#### [Your instructions]
Copy out each line below that has the word "icon" in it.

#### [The data]
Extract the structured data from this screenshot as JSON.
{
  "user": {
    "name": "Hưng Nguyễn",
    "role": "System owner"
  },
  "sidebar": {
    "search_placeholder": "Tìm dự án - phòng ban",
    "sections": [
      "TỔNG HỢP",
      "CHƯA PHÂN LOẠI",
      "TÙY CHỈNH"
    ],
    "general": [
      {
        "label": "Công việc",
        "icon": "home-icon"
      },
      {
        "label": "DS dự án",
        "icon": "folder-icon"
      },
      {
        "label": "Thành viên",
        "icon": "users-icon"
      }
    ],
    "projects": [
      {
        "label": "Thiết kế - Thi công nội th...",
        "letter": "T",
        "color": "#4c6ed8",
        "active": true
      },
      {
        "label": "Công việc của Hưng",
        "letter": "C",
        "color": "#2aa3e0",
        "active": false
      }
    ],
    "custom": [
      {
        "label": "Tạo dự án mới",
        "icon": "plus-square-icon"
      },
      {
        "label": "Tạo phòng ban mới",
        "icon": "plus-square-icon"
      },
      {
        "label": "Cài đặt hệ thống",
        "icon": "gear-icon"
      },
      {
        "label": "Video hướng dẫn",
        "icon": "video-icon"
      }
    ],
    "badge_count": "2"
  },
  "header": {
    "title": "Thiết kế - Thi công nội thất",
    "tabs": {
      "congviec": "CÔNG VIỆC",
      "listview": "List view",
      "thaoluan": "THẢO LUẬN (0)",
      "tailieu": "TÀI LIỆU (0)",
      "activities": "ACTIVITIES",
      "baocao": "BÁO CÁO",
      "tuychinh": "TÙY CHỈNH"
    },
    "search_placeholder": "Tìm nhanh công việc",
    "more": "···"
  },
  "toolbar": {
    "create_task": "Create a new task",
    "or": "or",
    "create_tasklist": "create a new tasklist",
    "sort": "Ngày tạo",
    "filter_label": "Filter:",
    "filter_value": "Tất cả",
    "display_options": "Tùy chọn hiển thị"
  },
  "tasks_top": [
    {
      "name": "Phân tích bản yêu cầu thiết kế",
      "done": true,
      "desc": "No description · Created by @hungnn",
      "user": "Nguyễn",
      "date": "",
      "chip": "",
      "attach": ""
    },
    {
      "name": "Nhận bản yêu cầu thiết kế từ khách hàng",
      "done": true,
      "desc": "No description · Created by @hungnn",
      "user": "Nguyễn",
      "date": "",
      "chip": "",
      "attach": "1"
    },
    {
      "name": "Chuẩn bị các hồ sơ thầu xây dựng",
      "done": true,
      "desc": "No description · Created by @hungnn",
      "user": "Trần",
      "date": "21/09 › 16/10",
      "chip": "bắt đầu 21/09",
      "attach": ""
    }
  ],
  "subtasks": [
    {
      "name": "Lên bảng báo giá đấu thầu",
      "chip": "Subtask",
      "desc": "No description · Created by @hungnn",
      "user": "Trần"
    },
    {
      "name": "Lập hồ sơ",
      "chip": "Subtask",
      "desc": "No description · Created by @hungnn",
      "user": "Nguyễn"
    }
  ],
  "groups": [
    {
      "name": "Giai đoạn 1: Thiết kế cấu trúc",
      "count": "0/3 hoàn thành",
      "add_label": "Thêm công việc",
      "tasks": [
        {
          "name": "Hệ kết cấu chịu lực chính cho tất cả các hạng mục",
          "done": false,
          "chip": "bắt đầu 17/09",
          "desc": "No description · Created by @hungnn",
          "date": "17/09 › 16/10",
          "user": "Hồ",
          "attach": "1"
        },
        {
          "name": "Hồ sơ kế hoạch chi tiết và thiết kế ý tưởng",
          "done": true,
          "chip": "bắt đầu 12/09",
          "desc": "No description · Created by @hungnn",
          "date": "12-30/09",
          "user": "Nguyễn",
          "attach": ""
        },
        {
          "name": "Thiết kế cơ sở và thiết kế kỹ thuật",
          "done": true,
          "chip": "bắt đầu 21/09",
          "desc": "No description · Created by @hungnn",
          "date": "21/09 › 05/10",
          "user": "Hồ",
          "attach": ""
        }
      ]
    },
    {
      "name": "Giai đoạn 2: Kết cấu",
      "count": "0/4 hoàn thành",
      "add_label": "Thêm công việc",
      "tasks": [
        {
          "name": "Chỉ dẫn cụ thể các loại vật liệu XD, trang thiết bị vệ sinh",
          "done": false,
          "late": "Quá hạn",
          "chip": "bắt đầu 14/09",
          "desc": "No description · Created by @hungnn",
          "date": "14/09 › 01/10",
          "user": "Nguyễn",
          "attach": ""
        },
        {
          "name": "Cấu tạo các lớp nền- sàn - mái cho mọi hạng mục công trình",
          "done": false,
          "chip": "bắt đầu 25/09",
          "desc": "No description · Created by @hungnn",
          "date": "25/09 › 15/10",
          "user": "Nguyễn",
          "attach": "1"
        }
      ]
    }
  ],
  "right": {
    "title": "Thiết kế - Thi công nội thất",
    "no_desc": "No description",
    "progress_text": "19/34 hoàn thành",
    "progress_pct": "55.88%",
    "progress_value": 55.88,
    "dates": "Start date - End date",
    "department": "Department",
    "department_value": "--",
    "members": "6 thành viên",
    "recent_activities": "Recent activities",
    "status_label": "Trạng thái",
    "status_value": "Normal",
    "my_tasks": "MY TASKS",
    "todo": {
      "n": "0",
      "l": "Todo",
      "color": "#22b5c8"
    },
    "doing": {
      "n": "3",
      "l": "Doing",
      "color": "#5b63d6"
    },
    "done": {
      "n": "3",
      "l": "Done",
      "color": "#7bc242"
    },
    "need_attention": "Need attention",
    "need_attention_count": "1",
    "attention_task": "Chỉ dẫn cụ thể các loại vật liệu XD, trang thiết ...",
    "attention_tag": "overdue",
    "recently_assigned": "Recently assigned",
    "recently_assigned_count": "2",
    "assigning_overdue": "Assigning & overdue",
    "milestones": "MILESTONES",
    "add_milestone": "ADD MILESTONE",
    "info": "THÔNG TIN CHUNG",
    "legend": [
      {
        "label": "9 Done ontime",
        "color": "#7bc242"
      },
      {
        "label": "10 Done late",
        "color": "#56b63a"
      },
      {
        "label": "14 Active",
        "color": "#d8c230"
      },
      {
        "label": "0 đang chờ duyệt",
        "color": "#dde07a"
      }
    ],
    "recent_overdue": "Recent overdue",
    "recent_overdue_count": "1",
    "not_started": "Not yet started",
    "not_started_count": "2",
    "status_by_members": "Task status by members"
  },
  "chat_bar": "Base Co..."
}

#### [Answer for this exercise]
        "icon": "home-icon"
        "icon": "folder-icon"
        "icon": "users-icon"
        "icon": "plus-square-icon"
        "icon": "plus-square-icon"
        "icon": "gear-icon"
        "icon": "video-icon"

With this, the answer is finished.